<<<<

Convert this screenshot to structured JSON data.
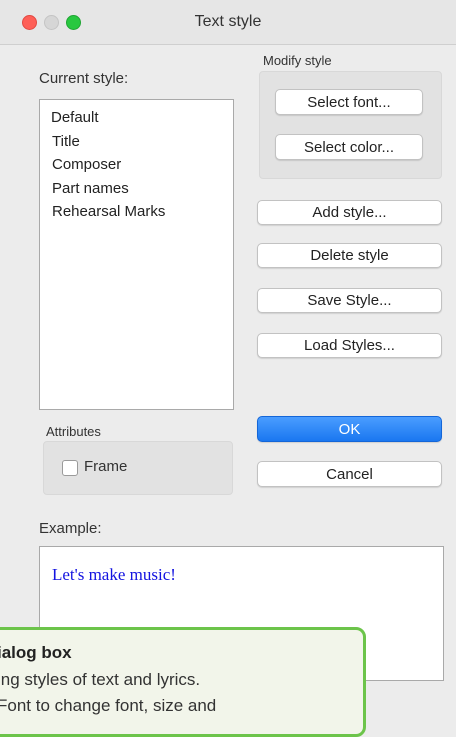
{
  "window": {
    "title": "Text style"
  },
  "current_style": {
    "label": "Current style:",
    "items": [
      "Default",
      "Title",
      "Composer",
      "Part names",
      "Rehearsal Marks"
    ]
  },
  "modify_style": {
    "label": "Modify style",
    "select_font": "Select font...",
    "select_color": "Select color..."
  },
  "buttons": {
    "add_style": "Add style...",
    "delete_style": "Delete style",
    "save_style": "Save Style...",
    "load_styles": "Load Styles...",
    "ok": "OK",
    "cancel": "Cancel"
  },
  "attributes": {
    "label": "Attributes",
    "frame": "Frame",
    "frame_checked": false
  },
  "example": {
    "label": "Example:",
    "text": "Let's make music!",
    "text_color": "#1414e0"
  },
  "callout": {
    "title": "ialog box",
    "line1": "ing styles of text and lyrics.",
    "line2": "Font to change font, size and",
    "border_color": "#6cc44a"
  },
  "colors": {
    "accent": "#1a77f0",
    "close": "#fe5f57",
    "maximize": "#28c840"
  }
}
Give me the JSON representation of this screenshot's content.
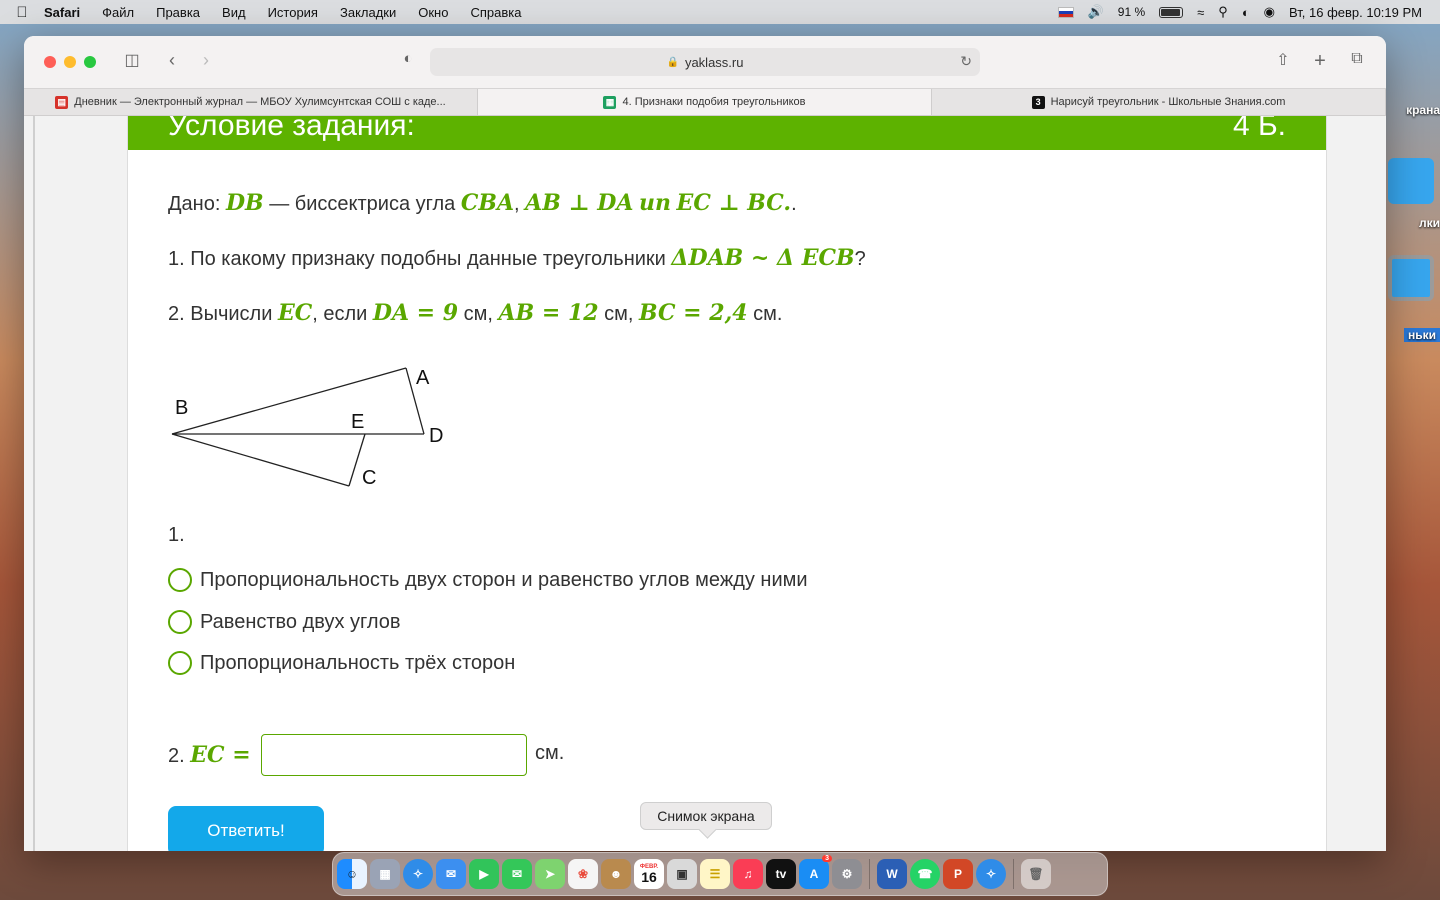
{
  "menubar": {
    "app": "Safari",
    "items": [
      "Файл",
      "Правка",
      "Вид",
      "История",
      "Закладки",
      "Окно",
      "Справка"
    ],
    "battery": "91 %",
    "datetime": "Вт, 16 февр.  10:19 PM"
  },
  "desktop": {
    "labels": [
      "крана",
      "лки",
      "ньки"
    ]
  },
  "browser": {
    "url": "yaklass.ru",
    "tabs": [
      {
        "title": "Дневник — Электронный журнал — МБОУ Хулимсунтская СОШ с каде...",
        "favicon_color": "#d6322a",
        "active": false
      },
      {
        "title": "4. Признаки подобия треугольников",
        "favicon_color": "#1ea060",
        "active": true
      },
      {
        "title": "Нарисуй треугольник - Школьные Знания.com",
        "favicon_color": "#111111",
        "favicon_text": "3",
        "active": false
      }
    ]
  },
  "task": {
    "header_title": "Условие задания:",
    "header_points": "4 Б.",
    "given_prefix": "Дано:",
    "given_db": "DB",
    "given_mid": "— биссектриса угла",
    "given_cba": "CBA",
    "given_comma": ",",
    "given_ab_da": "AB ⊥ DA",
    "given_and": "un",
    "given_ec_bc": "EC ⊥ BC.",
    "given_end": ".",
    "q1_prefix": "1. По какому признаку подобны данные треугольники",
    "q1_math": "ΔDAB ~ Δ ECB",
    "q1_end": "?",
    "q2_prefix": "2. Вычисли",
    "q2_ec": "EC",
    "q2_if": ", если",
    "q2_da": "DA = 9",
    "q2_cm1": " см,",
    "q2_ab": "AB = 12",
    "q2_cm2": " см,",
    "q2_bc": "BC = 2,4",
    "q2_cm3": " см.",
    "figure_labels": {
      "A": "A",
      "B": "B",
      "C": "C",
      "D": "D",
      "E": "E"
    },
    "part1_label": "1.",
    "options": [
      "Пропорциональность двух сторон и равенство углов между ними",
      "Равенство двух углов",
      "Пропорциональность трёх сторон"
    ],
    "part2_label": "2.",
    "part2_math": "EC =",
    "unit": "см.",
    "submit_label": "Ответить!"
  },
  "tooltip": "Снимок экрана",
  "dock": {
    "calendar_month": "ФЕВР.",
    "calendar_day": "16",
    "appstore_badge": "3"
  },
  "colors": {
    "accent_green": "#5db200",
    "button_blue": "#13a8ea"
  }
}
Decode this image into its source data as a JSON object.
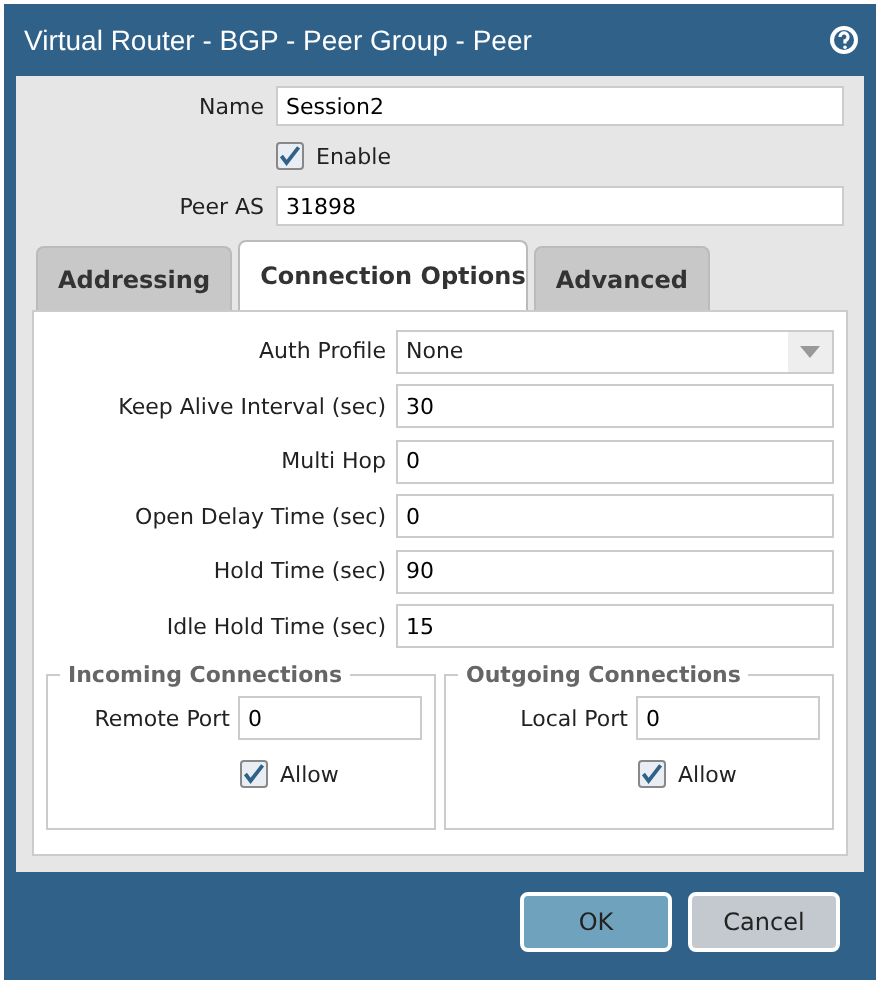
{
  "window": {
    "title": "Virtual Router - BGP - Peer Group - Peer"
  },
  "name": {
    "label": "Name",
    "value": "Session2"
  },
  "enable": {
    "label": "Enable",
    "checked": true
  },
  "peer_as": {
    "label": "Peer AS",
    "value": "31898"
  },
  "tabs": [
    {
      "label": "Addressing",
      "selected": false
    },
    {
      "label": "Connection Options",
      "selected": true
    },
    {
      "label": "Advanced",
      "selected": false
    }
  ],
  "fields": [
    {
      "kind": "select",
      "label": "Auth Profile",
      "value": "None"
    },
    {
      "kind": "text",
      "label": "Keep Alive Interval (sec)",
      "value": "30"
    },
    {
      "kind": "text",
      "label": "Multi Hop",
      "value": "0"
    },
    {
      "kind": "text",
      "label": "Open Delay Time (sec)",
      "value": "0"
    },
    {
      "kind": "text",
      "label": "Hold Time (sec)",
      "value": "90"
    },
    {
      "kind": "text",
      "label": "Idle Hold Time (sec)",
      "value": "15"
    }
  ],
  "groups": [
    {
      "title": "Incoming Connections",
      "port_label": "Remote Port",
      "port": "0",
      "allow_label": "Allow",
      "allow": true
    },
    {
      "title": "Outgoing Connections",
      "port_label": "Local Port",
      "port": "0",
      "allow_label": "Allow",
      "allow": true
    }
  ],
  "buttons": [
    {
      "label": "OK",
      "kind": "primary"
    },
    {
      "label": "Cancel",
      "kind": "secondary"
    }
  ]
}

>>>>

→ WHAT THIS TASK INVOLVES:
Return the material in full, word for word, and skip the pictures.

→ REPLY:
Convert this screenshot to structured JSON data.
{
  "window": {
    "title": "Text style"
  },
  "current_style": {
    "label": "Current style:",
    "items": [
      "Default",
      "Title",
      "Composer",
      "Part names",
      "Rehearsal Marks"
    ]
  },
  "modify_style": {
    "label": "Modify style",
    "select_font": "Select font...",
    "select_color": "Select color..."
  },
  "buttons": {
    "add_style": "Add style...",
    "delete_style": "Delete style",
    "save_style": "Save Style...",
    "load_styles": "Load Styles...",
    "ok": "OK",
    "cancel": "Cancel"
  },
  "attributes": {
    "label": "Attributes",
    "frame": "Frame",
    "frame_checked": false
  },
  "example": {
    "label": "Example:",
    "text": "Let's make music!",
    "text_color": "#1414e0"
  },
  "callout": {
    "title": "ialog box",
    "line1": "ing styles of text and lyrics.",
    "line2": "Font to change font, size and",
    "border_color": "#6cc44a"
  },
  "colors": {
    "accent": "#1a77f0",
    "close": "#fe5f57",
    "maximize": "#28c840"
  }
}
Give me the JSON representation of this screenshot's content.
{
  "menubar": {
    "app": "Safari",
    "items": [
      "Файл",
      "Правка",
      "Вид",
      "История",
      "Закладки",
      "Окно",
      "Справка"
    ],
    "battery": "91 %",
    "datetime": "Вт, 16 февр.  10:19 PM"
  },
  "desktop": {
    "labels": [
      "крана",
      "лки",
      "ньки"
    ]
  },
  "browser": {
    "url": "yaklass.ru",
    "tabs": [
      {
        "title": "Дневник — Электронный журнал — МБОУ Хулимсунтская СОШ с каде...",
        "favicon_color": "#d6322a",
        "active": false
      },
      {
        "title": "4. Признаки подобия треугольников",
        "favicon_color": "#1ea060",
        "active": true
      },
      {
        "title": "Нарисуй треугольник - Школьные Знания.com",
        "favicon_color": "#111111",
        "favicon_text": "3",
        "active": false
      }
    ]
  },
  "task": {
    "header_title": "Условие задания:",
    "header_points": "4 Б.",
    "given_prefix": "Дано:",
    "given_db": "DB",
    "given_mid": "— биссектриса угла",
    "given_cba": "CBA",
    "given_comma": ",",
    "given_ab_da": "AB ⊥ DA",
    "given_and": "un",
    "given_ec_bc": "EC ⊥ BC.",
    "given_end": ".",
    "q1_prefix": "1. По какому признаку подобны данные треугольники",
    "q1_math": "ΔDAB ~ Δ ECB",
    "q1_end": "?",
    "q2_prefix": "2. Вычисли",
    "q2_ec": "EC",
    "q2_if": ", если",
    "q2_da": "DA = 9",
    "q2_cm1": " см,",
    "q2_ab": "AB = 12",
    "q2_cm2": " см,",
    "q2_bc": "BC = 2,4",
    "q2_cm3": " см.",
    "figure_labels": {
      "A": "A",
      "B": "B",
      "C": "C",
      "D": "D",
      "E": "E"
    },
    "part1_label": "1.",
    "options": [
      "Пропорциональность двух сторон и равенство углов между ними",
      "Равенство двух углов",
      "Пропорциональность трёх сторон"
    ],
    "part2_label": "2.",
    "part2_math": "EC =",
    "unit": "см.",
    "submit_label": "Ответить!"
  },
  "tooltip": "Снимок экрана",
  "dock": {
    "calendar_month": "ФЕВР.",
    "calendar_day": "16",
    "appstore_badge": "3"
  },
  "colors": {
    "accent_green": "#5db200",
    "button_blue": "#13a8ea"
  }
}
Decode this image into its source data as a JSON object.
{
  "window": {
    "title": "Virtual Router - BGP - Peer Group - Peer"
  },
  "name": {
    "label": "Name",
    "value": "Session2"
  },
  "enable": {
    "label": "Enable",
    "checked": true
  },
  "peer_as": {
    "label": "Peer AS",
    "value": "31898"
  },
  "tabs": [
    {
      "label": "Addressing",
      "selected": false
    },
    {
      "label": "Connection Options",
      "selected": true
    },
    {
      "label": "Advanced",
      "selected": false
    }
  ],
  "fields": [
    {
      "kind": "select",
      "label": "Auth Profile",
      "value": "None"
    },
    {
      "kind": "text",
      "label": "Keep Alive Interval (sec)",
      "value": "30"
    },
    {
      "kind": "text",
      "label": "Multi Hop",
      "value": "0"
    },
    {
      "kind": "text",
      "label": "Open Delay Time (sec)",
      "value": "0"
    },
    {
      "kind": "text",
      "label": "Hold Time (sec)",
      "value": "90"
    },
    {
      "kind": "text",
      "label": "Idle Hold Time (sec)",
      "value": "15"
    }
  ],
  "groups": [
    {
      "title": "Incoming Connections",
      "port_label": "Remote Port",
      "port": "0",
      "allow_label": "Allow",
      "allow": true
    },
    {
      "title": "Outgoing Connections",
      "port_label": "Local Port",
      "port": "0",
      "allow_label": "Allow",
      "allow": true
    }
  ],
  "buttons": [
    {
      "label": "OK",
      "kind": "primary"
    },
    {
      "label": "Cancel",
      "kind": "secondary"
    }
  ]
}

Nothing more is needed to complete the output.